In these lectures Rabbi Soloveitchik emerges as a major commentator on the Guide. In a wide-ranging analysis he eloquently and incisively explores such diverse topics in Maimonides’ philosophy as his views on prophecy, the knowledge of and approach to God: normative, intellectual, and experiential; divine knowledge; human ethics and moral excellence; the divine creative act; imitation of God; and the love and fear of God. He also undertakes an extensive and penetrating comparison and contrast of Maimonides’ and Aristotle’s philosophical views. Over the course of these lectures develops a very profound and challenging overall approach to and interpretation of the Guide’s central and critical issue: the relationship between philosophy and divine law. This work sheds a bright light on the thought of both Maimonides and Soloveitchik — two great philosophers and rabbinic scholars. Simply stated, “Maimonides: Between Philosophy and Halakhah” is a significant and enduringly valued contribution to personal, rabbinic, community, and academic library Judaic Studies collections in general, and Maimonides supplemental studies lists in particular.

 


Dirty Jewess – Book Event

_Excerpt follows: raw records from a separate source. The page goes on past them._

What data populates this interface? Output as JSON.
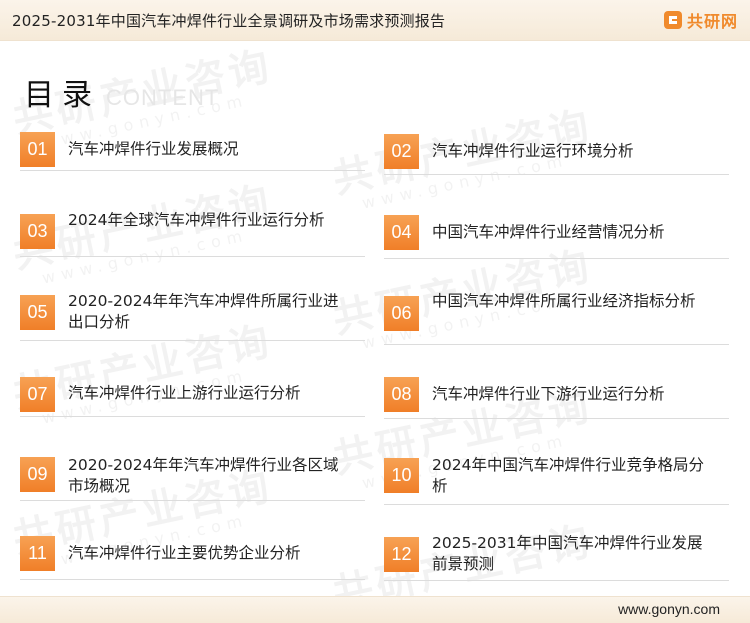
{
  "header": {
    "title": "2025-2031年中国汽车冲焊件行业全景调研及市场需求预测报告",
    "logo_text": "共研网"
  },
  "toc": {
    "title": "目录",
    "subtitle": "CONTENT"
  },
  "watermark": {
    "text": "共研产业咨询",
    "url": "www.gonyn.com"
  },
  "items": [
    {
      "num": "01",
      "label": "汽车冲焊件行业发展概况"
    },
    {
      "num": "02",
      "label": "汽车冲焊件行业运行环境分析"
    },
    {
      "num": "03",
      "label": "2024年全球汽车冲焊件行业运行分析"
    },
    {
      "num": "04",
      "label": "中国汽车冲焊件行业经营情况分析"
    },
    {
      "num": "05",
      "label": "2020-2024年年汽车冲焊件所属行业进出口分析"
    },
    {
      "num": "06",
      "label": "中国汽车冲焊件所属行业经济指标分析"
    },
    {
      "num": "07",
      "label": "汽车冲焊件行业上游行业运行分析"
    },
    {
      "num": "08",
      "label": "汽车冲焊件行业下游行业运行分析"
    },
    {
      "num": "09",
      "label": "2020-2024年年汽车冲焊件行业各区域市场概况"
    },
    {
      "num": "10",
      "label": "2024年中国汽车冲焊件行业竞争格局分析"
    },
    {
      "num": "11",
      "label": "汽车冲焊件行业主要优势企业分析"
    },
    {
      "num": "12",
      "label": "2025-2031年中国汽车冲焊件行业发展前景预测"
    }
  ],
  "footer": {
    "url": "www.gonyn.com"
  },
  "colors": {
    "accent": "#f08a2c",
    "bar_bg": "#f8efe2"
  }
}
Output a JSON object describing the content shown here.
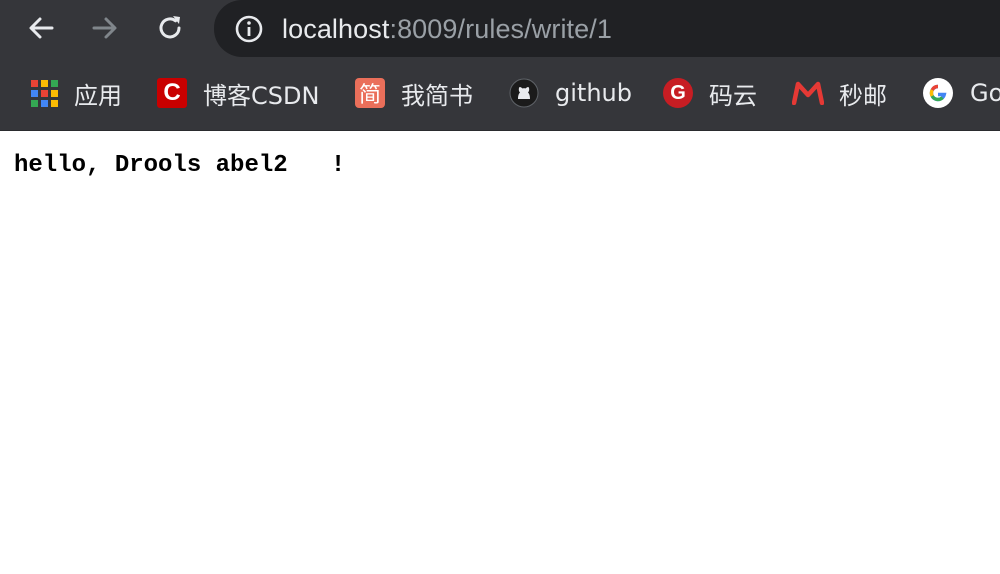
{
  "browser": {
    "url_host": "localhost",
    "url_path": ":8009/rules/write/1"
  },
  "bookmarks": [
    {
      "label": "应用",
      "icon": "apps-grid-icon"
    },
    {
      "label": "博客CSDN",
      "icon": "csdn-icon",
      "icon_glyph": "C",
      "color": "#c90000"
    },
    {
      "label": "我简书",
      "icon": "jianshu-icon",
      "icon_glyph": "简",
      "color": "#ea6f5a"
    },
    {
      "label": "github",
      "icon": "github-icon"
    },
    {
      "label": "码云",
      "icon": "gitee-icon",
      "icon_glyph": "G",
      "color": "#c71d23"
    },
    {
      "label": "秒邮",
      "icon": "miaoyou-icon",
      "color": "#e53935"
    },
    {
      "label": "Go",
      "icon": "google-icon"
    }
  ],
  "page": {
    "message": "hello, Drools abel2   !"
  }
}
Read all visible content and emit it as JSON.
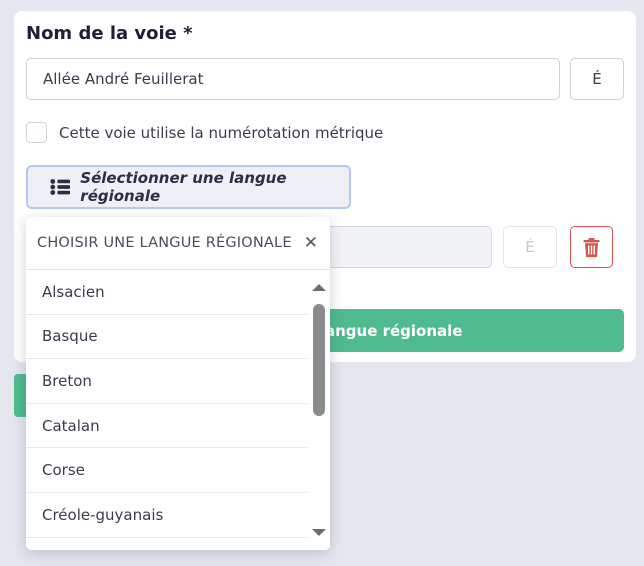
{
  "form": {
    "street_name_label": "Nom de la voie *",
    "street_name_value": "Allée André Feuillerat",
    "accent_button_label": "É",
    "metric_checkbox_label": "Cette voie utilise la numérotation métrique",
    "select_language_button_label": "Sélectionner une langue régionale",
    "regional_name_accent_label": "É",
    "add_language_button_label": "angue régionale"
  },
  "dropdown": {
    "title": "CHOISIR UNE LANGUE RÉGIONALE",
    "close_symbol": "✕",
    "options": [
      "Alsacien",
      "Basque",
      "Breton",
      "Catalan",
      "Corse",
      "Créole-guyanais"
    ]
  },
  "colors": {
    "accent_green": "#50bb8e",
    "danger_red": "#d9534f",
    "focus_blue": "#b7c7f7"
  },
  "icons": {
    "select_language": "list-icon",
    "delete": "trash-icon",
    "close": "close-icon"
  }
}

August 19, 2018

Consulate General of Slovakia in New York

and

Society for the History of Czechoslovak Jews

cordially invite you to a book presentation

 

DIRTY JEWESS BY SILVIA FISHBAUM

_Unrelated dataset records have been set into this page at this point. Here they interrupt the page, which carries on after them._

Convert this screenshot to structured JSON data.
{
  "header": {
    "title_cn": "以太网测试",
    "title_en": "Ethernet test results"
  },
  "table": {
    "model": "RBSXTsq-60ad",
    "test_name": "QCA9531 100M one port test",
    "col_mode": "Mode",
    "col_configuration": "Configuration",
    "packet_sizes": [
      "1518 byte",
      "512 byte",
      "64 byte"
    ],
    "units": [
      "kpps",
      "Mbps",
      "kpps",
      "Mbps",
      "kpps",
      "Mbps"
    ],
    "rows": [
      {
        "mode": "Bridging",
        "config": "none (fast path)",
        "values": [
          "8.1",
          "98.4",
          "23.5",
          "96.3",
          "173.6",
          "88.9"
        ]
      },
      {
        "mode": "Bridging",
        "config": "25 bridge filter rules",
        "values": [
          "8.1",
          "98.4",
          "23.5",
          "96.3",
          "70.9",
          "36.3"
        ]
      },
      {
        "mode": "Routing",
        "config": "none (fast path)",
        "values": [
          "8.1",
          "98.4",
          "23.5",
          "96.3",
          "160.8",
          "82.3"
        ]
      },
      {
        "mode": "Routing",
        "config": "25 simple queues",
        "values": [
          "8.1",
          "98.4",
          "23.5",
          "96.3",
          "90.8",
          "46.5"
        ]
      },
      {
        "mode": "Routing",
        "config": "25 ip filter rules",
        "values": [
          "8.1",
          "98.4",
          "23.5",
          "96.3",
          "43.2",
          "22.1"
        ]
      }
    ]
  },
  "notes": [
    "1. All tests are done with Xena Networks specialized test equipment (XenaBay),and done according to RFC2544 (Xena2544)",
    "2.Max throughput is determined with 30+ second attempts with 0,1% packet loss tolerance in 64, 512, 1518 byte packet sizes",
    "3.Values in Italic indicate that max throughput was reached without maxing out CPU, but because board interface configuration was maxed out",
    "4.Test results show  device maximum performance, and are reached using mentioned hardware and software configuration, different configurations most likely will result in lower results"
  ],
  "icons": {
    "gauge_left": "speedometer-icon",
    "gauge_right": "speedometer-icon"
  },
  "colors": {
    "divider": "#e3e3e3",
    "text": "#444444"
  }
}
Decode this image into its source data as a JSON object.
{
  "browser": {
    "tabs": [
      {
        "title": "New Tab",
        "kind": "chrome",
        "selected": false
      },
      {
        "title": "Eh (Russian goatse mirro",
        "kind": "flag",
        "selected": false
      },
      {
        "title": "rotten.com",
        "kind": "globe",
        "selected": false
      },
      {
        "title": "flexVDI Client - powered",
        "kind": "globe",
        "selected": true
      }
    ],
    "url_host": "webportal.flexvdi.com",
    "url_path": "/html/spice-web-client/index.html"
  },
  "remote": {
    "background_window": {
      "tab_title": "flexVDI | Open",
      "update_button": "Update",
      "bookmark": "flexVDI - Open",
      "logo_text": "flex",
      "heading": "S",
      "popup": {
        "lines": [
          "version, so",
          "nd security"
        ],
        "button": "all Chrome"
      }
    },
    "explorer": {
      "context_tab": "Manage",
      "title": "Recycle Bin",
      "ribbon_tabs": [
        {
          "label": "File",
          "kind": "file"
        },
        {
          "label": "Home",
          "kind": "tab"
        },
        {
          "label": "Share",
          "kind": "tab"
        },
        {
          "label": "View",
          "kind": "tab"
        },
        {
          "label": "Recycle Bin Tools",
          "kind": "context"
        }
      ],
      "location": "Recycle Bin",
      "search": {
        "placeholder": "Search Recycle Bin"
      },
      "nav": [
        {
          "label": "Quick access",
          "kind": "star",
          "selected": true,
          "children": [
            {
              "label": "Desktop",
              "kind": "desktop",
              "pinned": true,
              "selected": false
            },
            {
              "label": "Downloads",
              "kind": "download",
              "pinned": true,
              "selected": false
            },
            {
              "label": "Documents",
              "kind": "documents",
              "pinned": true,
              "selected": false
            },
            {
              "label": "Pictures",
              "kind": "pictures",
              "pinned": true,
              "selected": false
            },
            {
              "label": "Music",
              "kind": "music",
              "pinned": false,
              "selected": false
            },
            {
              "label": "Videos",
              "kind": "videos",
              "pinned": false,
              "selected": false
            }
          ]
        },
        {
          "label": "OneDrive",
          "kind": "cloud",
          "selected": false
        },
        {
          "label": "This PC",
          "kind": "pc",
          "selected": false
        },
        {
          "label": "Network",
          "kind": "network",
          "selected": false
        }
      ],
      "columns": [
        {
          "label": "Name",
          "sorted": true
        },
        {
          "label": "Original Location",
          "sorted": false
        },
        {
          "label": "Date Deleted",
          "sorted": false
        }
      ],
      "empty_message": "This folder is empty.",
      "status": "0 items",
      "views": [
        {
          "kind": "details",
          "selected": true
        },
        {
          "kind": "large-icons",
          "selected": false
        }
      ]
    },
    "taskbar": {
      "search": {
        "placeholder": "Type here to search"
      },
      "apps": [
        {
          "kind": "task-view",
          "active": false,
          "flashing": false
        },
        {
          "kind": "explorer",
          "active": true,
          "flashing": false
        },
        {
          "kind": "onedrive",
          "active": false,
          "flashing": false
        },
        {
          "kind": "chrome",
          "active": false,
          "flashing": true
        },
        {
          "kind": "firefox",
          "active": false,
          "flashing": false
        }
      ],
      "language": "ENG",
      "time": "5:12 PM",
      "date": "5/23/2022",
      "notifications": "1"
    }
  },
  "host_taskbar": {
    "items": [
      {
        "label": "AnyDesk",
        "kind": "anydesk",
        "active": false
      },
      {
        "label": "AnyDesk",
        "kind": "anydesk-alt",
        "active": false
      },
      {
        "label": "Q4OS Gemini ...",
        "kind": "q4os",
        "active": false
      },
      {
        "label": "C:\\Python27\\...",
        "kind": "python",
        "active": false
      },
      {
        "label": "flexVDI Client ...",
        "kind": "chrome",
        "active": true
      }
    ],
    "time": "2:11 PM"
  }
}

with Andrea Coddington

9789655242775

Author Silvia Fishbaum translated and adapted her memoir to English language from its original version Židovka, a platinum bestseller in Slovakia. Both authors, Silvia and Andrea, will be happy to answer all your questions and sign your copies.

When: Wednesday, August 29, 2018 at 5:30 pm

Where: 6 E 67 st, New York

RSVP by Friday, August 24 at rsvp.cgnewyork@mzv.sk

Special gratitude to the Permanent Representative of Slovakia to the UN

H.E. Ambassador Michal Mlynár for providing his Residence


Rabbinic Authority 4: The Halakhic Family, the Child’s Welfare, and the Agunah

July 31, 2018

The Plight of the Modern-Day Agunah

JLNJ Staff • Jewish Link of New Jersey

Rabbinic Authority 4

“Rabbinic Authority: The Vision and the Reality” is the fourth in a series of volumes that deal with the family, the child’s welfare, halachic divorce in general and the workings of the institution of the beit din (rabbinic arbitration) dealing with the modern-day agunah in particular.

In the event that a Jewish husband fails to give a get to his Jewish wife, in eight rulings Rabbi Warburg addresses in the following scenarios whether a wife can be freed without the giving of a get by her husband: Is there halachic validity of the marriage of a woman to a mumar, an apostate? If a husband is infected with HIV and the sexually transmitted disease is transmitted to his wife and knowingly she continues to remain intimate with him are there grounds to be mevatel the kiddushin, to void the marriage? Read the rest of this entry »